• Exercise aim:
Copy the entries below verbatim, omitting any pictures they contain.

• Input data:
____

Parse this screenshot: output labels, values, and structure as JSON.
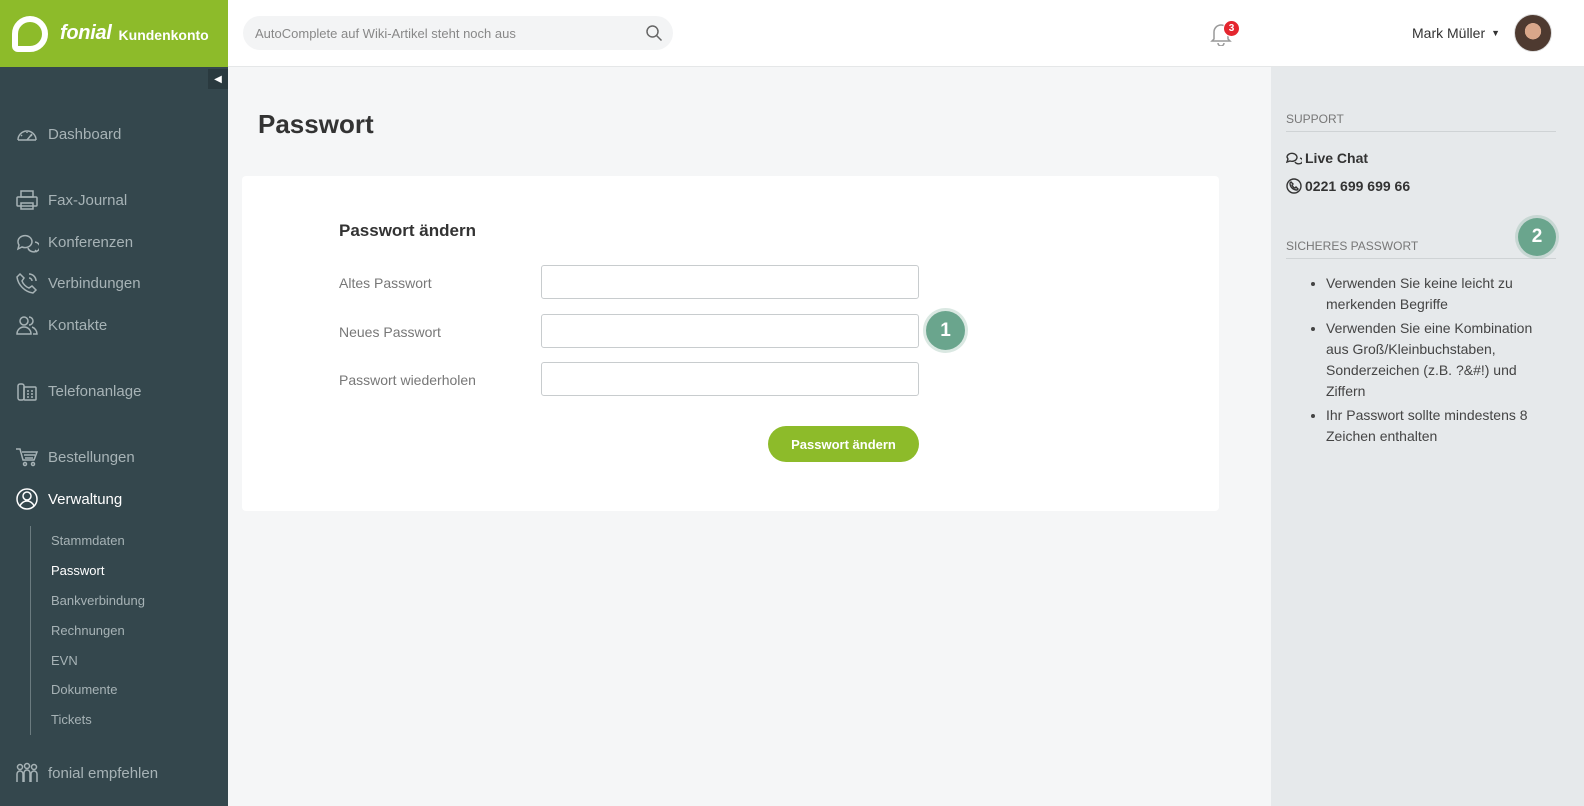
{
  "brand": {
    "name": "fonial",
    "sub": "Kundenkonto",
    "accent": "#8dbb2a"
  },
  "sidebar": {
    "collapse_glyph": "◀",
    "items": [
      {
        "id": "dashboard",
        "label": "Dashboard",
        "icon": "gauge-icon"
      },
      {
        "id": "fax",
        "label": "Fax-Journal",
        "icon": "printer-icon"
      },
      {
        "id": "konferenzen",
        "label": "Konferenzen",
        "icon": "chat-bubbles-icon"
      },
      {
        "id": "verbindungen",
        "label": "Verbindungen",
        "icon": "phone-icon"
      },
      {
        "id": "kontakte",
        "label": "Kontakte",
        "icon": "contacts-icon"
      },
      {
        "id": "telefonanlage",
        "label": "Telefonanlage",
        "icon": "desk-phone-icon"
      },
      {
        "id": "bestellungen",
        "label": "Bestellungen",
        "icon": "cart-icon"
      },
      {
        "id": "verwaltung",
        "label": "Verwaltung",
        "icon": "user-circle-icon"
      },
      {
        "id": "empfehlen",
        "label": "fonial empfehlen",
        "icon": "people-icon"
      }
    ],
    "subitems": [
      "Stammdaten",
      "Passwort",
      "Bankverbindung",
      "Rechnungen",
      "EVN",
      "Dokumente",
      "Tickets"
    ]
  },
  "header": {
    "search_placeholder": "AutoComplete auf Wiki-Artikel steht noch aus",
    "notifications": "3",
    "user_name": "Mark Müller"
  },
  "main": {
    "title": "Passwort",
    "card_title": "Passwort ändern",
    "labels": {
      "old": "Altes Passwort",
      "new": "Neues Passwort",
      "repeat": "Passwort wiederholen"
    },
    "submit": "Passwort ändern",
    "marker1": "1"
  },
  "support": {
    "heading": "SUPPORT",
    "chat": "Live Chat",
    "phone": "0221 699 699 66",
    "secure_heading": "SICHERES PASSWORT",
    "marker2": "2",
    "tips": [
      "Verwenden Sie keine leicht zu merkenden Begriffe",
      "Verwenden Sie eine Kombination aus Groß/Kleinbuchstaben, Sonderzeichen (z.B. ?&#!) und Ziffern",
      "Ihr Passwort sollte mindestens 8 Zeichen enthalten"
    ]
  }
}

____

• Result for this exercise:
Parse this screenshot: output labels, values, and structure as JSON.
{
  "brand": {
    "name": "fonial",
    "sub": "Kundenkonto",
    "accent": "#8dbb2a"
  },
  "sidebar": {
    "collapse_glyph": "◀",
    "items": [
      {
        "id": "dashboard",
        "label": "Dashboard",
        "icon": "gauge-icon"
      },
      {
        "id": "fax",
        "label": "Fax-Journal",
        "icon": "printer-icon"
      },
      {
        "id": "konferenzen",
        "label": "Konferenzen",
        "icon": "chat-bubbles-icon"
      },
      {
        "id": "verbindungen",
        "label": "Verbindungen",
        "icon": "phone-icon"
      },
      {
        "id": "kontakte",
        "label": "Kontakte",
        "icon": "contacts-icon"
      },
      {
        "id": "telefonanlage",
        "label": "Telefonanlage",
        "icon": "desk-phone-icon"
      },
      {
        "id": "bestellungen",
        "label": "Bestellungen",
        "icon": "cart-icon"
      },
      {
        "id": "verwaltung",
        "label": "Verwaltung",
        "icon": "user-circle-icon"
      },
      {
        "id": "empfehlen",
        "label": "fonial empfehlen",
        "icon": "people-icon"
      }
    ],
    "subitems": [
      "Stammdaten",
      "Passwort",
      "Bankverbindung",
      "Rechnungen",
      "EVN",
      "Dokumente",
      "Tickets"
    ]
  },
  "header": {
    "search_placeholder": "AutoComplete auf Wiki-Artikel steht noch aus",
    "notifications": "3",
    "user_name": "Mark Müller"
  },
  "main": {
    "title": "Passwort",
    "card_title": "Passwort ändern",
    "labels": {
      "old": "Altes Passwort",
      "new": "Neues Passwort",
      "repeat": "Passwort wiederholen"
    },
    "submit": "Passwort ändern",
    "marker1": "1"
  },
  "support": {
    "heading": "SUPPORT",
    "chat": "Live Chat",
    "phone": "0221 699 699 66",
    "secure_heading": "SICHERES PASSWORT",
    "marker2": "2",
    "tips": [
      "Verwenden Sie keine leicht zu merkenden Begriffe",
      "Verwenden Sie eine Kombination aus Groß/Kleinbuchstaben, Sonderzeichen (z.B. ?&#!) und Ziffern",
      "Ihr Passwort sollte mindestens 8 Zeichen enthalten"
    ]
  }
}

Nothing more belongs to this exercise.